Survival statistics for nasopharyngeal cancer are very general estimates and must be interpreted very carefully. Because these statistics are based on the experience of groups of people, they cannot be used to predict a particular person’s chances of survival.
There are many different ways to measure and report cancer survival statistics. Your doctor can explain the statistics for nasopharyngeal cancer and what they mean to you.
Net survival represents the probability of surviving cancer in the absence of other causes of death. It is used to give an estimate of the percentage of people who will survive their cancer.
In Canada, the 5-year net survival for nasopharyngeal cancer is 68%. This means that about 68% of people diagnosed with nasopharyngeal cancer will survive at least 5 years.
Survival by stage
Survival varies with each stage of nasopharyngeal cancer.
Nasopharyngeal cancer is often aggressive, so it may grow and spread quickly. Generally, the earlier nasopharyngeal cancer is diagnosed and treated, the better the outcome. But often nasopharyngeal cancer is not found until it is at an advanced stage, which can make it harder to treat.
Survival by stage of nasopharyngeal cancer is reported as 5-year relative survival. Relative survival looks at how likely people with cancer are to survive after their diagnosis compared to people in the general population who do not have cancer, but who share similar characteristics (such as age and sex).

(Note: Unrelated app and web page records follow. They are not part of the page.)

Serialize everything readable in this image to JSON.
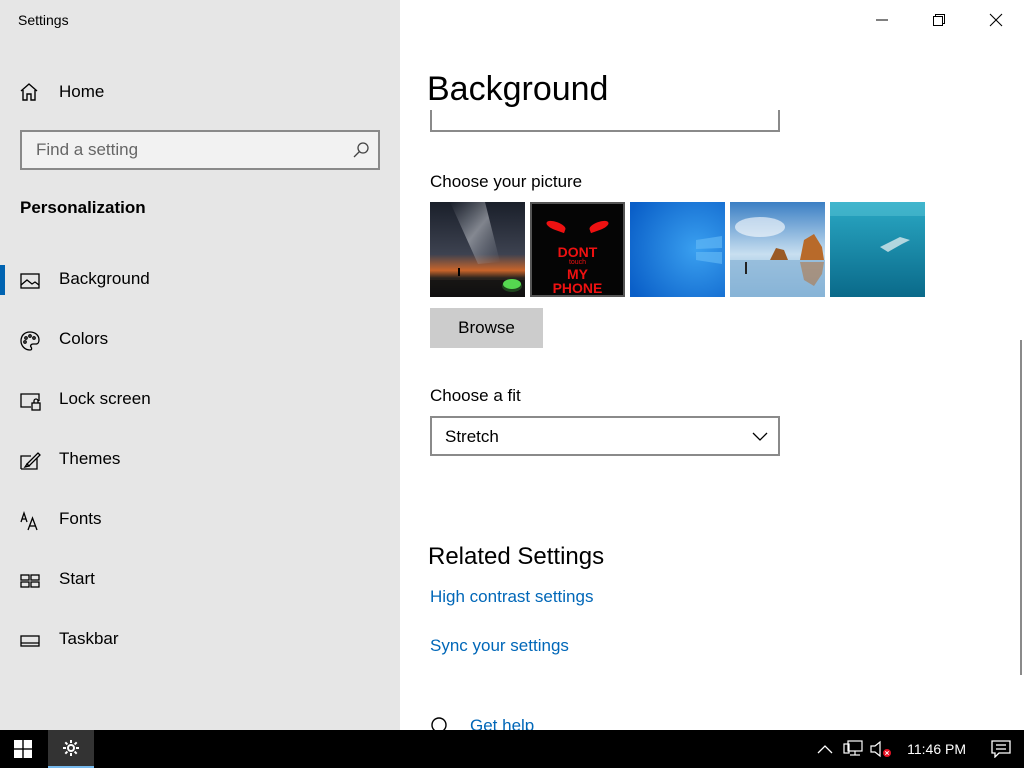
{
  "app": {
    "title": "Settings"
  },
  "sidebar": {
    "home_label": "Home",
    "search_placeholder": "Find a setting",
    "section_title": "Personalization",
    "items": [
      {
        "label": "Background",
        "icon": "picture-icon",
        "active": true
      },
      {
        "label": "Colors",
        "icon": "palette-icon",
        "active": false
      },
      {
        "label": "Lock screen",
        "icon": "lock-screen-icon",
        "active": false
      },
      {
        "label": "Themes",
        "icon": "themes-brush-icon",
        "active": false
      },
      {
        "label": "Fonts",
        "icon": "fonts-icon",
        "active": false
      },
      {
        "label": "Start",
        "icon": "start-tiles-icon",
        "active": false
      },
      {
        "label": "Taskbar",
        "icon": "taskbar-icon",
        "active": false
      }
    ]
  },
  "main": {
    "title": "Background",
    "choose_picture_label": "Choose your picture",
    "pictures": [
      {
        "name": "milky-way-camping"
      },
      {
        "name": "dont-touch-my-phone",
        "text_top": "DONT",
        "text_mid": "touch",
        "text_bot": "MY",
        "text_last": "PHONE"
      },
      {
        "name": "windows-blue"
      },
      {
        "name": "beach-rocks"
      },
      {
        "name": "underwater-swimmer"
      }
    ],
    "browse_label": "Browse",
    "fit_label": "Choose a fit",
    "fit_value": "Stretch",
    "related_title": "Related Settings",
    "links": [
      "High contrast settings",
      "Sync your settings"
    ],
    "get_help": "Get help"
  },
  "taskbar": {
    "clock": "11:46 PM"
  },
  "colors": {
    "accent": "#0063b1",
    "link": "#0067b8",
    "sidebar_bg": "#e6e6e6",
    "taskbar_bg": "#000000"
  }
}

There are no specific Canadian statistics available for the different stages of nasopharyngeal cancer. The following information comes from a variety of sources. It may include statistics from other countries that are likely to have similar outcomes as in Canada.

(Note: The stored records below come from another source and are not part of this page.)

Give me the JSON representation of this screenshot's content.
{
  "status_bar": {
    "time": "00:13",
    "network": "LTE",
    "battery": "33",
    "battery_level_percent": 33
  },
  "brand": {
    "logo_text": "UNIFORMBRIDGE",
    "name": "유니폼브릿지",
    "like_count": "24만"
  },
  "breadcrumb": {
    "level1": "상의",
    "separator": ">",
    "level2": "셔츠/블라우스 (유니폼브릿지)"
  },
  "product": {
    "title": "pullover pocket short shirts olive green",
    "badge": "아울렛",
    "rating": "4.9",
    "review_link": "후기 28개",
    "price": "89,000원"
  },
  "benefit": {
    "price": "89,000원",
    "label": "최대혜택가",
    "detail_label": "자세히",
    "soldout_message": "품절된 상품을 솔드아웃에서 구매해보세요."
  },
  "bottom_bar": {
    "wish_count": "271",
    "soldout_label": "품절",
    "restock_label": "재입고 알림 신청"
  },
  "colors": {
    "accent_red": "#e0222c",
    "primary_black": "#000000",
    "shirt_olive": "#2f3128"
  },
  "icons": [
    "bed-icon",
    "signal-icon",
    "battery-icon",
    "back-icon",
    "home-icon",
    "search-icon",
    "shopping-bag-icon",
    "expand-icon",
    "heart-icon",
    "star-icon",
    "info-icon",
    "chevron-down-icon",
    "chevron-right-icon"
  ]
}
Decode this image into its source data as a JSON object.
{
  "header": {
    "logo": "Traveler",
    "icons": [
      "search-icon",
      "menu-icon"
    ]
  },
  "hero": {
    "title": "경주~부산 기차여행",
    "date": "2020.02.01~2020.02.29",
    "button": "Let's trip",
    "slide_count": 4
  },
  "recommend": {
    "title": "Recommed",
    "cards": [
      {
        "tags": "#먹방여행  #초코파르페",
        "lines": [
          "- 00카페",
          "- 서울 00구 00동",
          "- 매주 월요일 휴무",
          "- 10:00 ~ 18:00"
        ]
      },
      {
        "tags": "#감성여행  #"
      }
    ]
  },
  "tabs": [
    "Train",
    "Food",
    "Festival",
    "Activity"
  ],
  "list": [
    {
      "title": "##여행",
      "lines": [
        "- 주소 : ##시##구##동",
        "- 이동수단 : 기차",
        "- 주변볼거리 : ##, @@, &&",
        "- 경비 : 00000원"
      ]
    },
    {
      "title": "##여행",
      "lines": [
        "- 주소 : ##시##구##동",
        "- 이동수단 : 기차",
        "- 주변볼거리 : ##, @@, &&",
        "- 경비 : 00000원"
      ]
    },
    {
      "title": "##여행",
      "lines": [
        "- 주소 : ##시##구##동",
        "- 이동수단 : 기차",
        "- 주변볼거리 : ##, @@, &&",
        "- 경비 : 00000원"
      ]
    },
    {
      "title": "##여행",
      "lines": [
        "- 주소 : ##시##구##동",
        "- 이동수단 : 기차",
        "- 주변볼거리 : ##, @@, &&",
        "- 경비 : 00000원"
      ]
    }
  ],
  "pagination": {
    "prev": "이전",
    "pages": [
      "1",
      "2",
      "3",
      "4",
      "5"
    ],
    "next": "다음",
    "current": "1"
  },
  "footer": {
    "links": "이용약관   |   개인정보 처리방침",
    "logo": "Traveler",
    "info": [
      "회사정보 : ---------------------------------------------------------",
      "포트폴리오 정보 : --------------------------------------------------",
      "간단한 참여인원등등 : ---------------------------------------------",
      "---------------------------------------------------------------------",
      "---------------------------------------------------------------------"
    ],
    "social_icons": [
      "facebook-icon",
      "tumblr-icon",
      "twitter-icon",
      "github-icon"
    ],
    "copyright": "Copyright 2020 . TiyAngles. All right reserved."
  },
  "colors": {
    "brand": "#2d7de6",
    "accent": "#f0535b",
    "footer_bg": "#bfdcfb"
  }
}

|Stage||5-year relative survival|
Questions about survival
Talk to your doctor about your prognosis. A prognosis depends on many factors, including:

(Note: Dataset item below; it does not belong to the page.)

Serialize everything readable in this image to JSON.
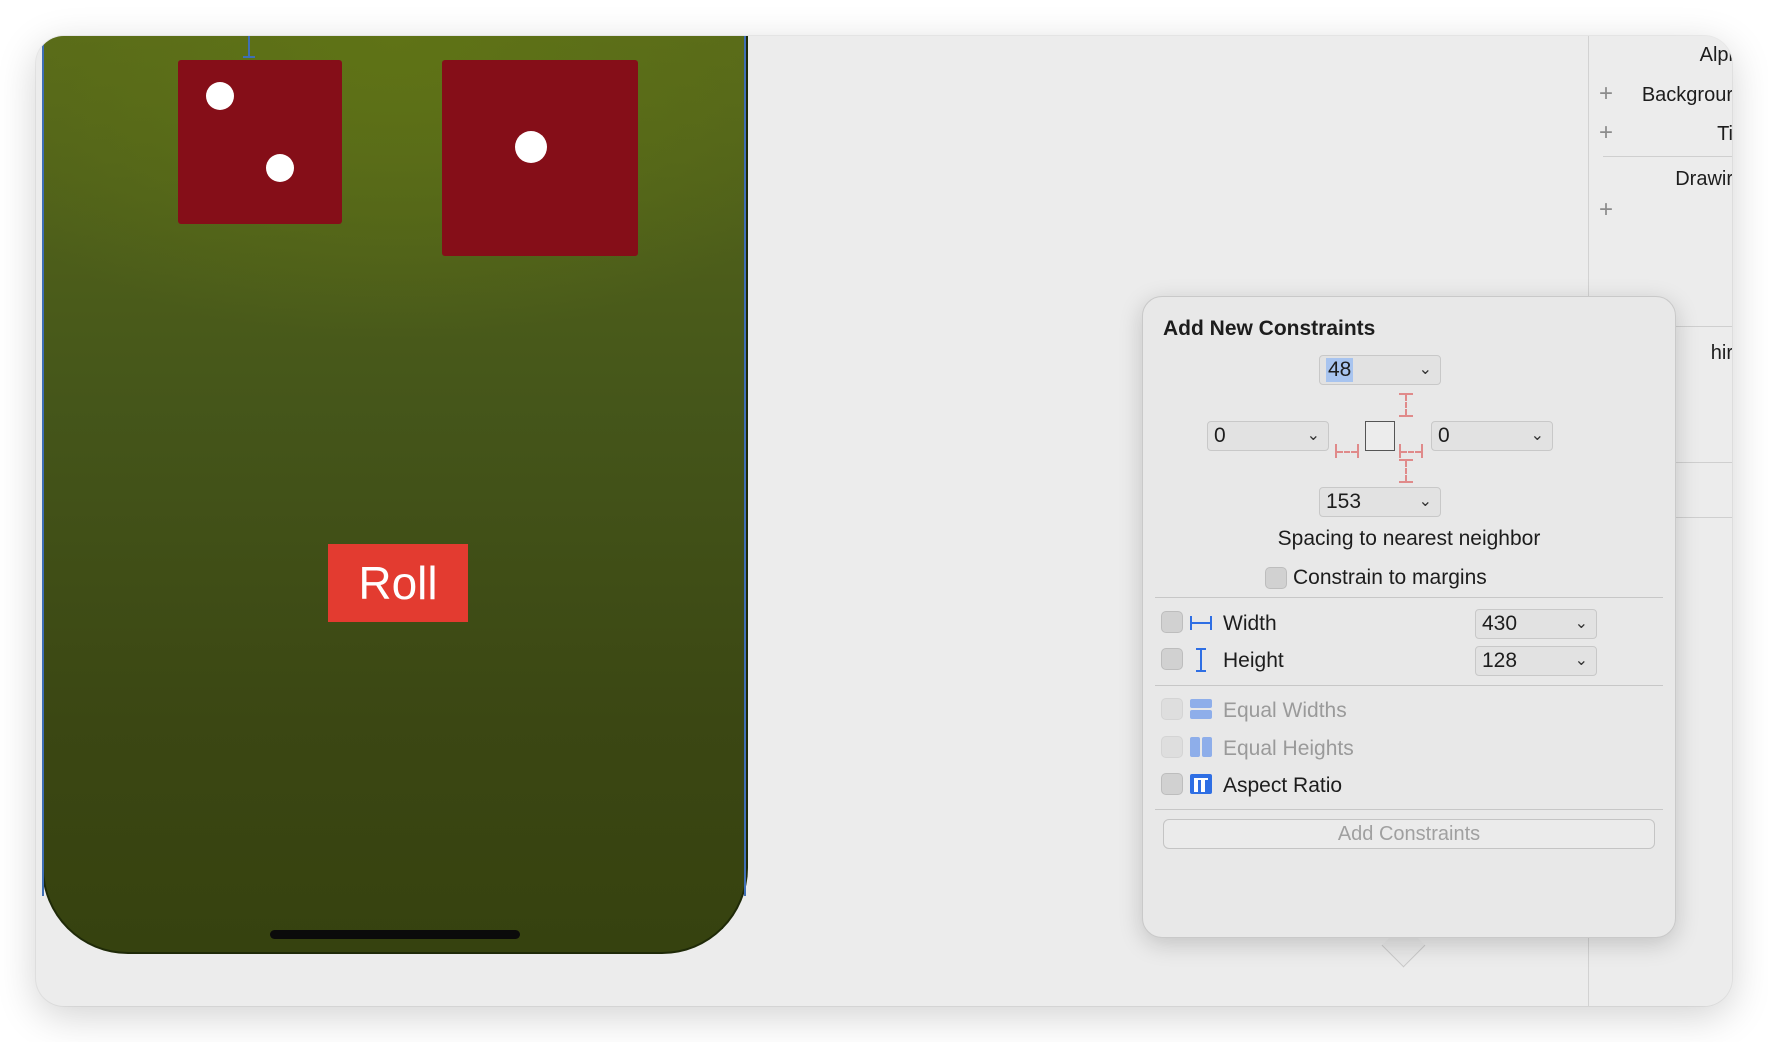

- your health history
- the type of cancer
- the stage
- certain characteristics of the cancer
- the treatments chosen
- how the cancer responds to treatment
Only a doctor familiar with these factors can put all of this information together with survival statistics to arrive at a prognosis.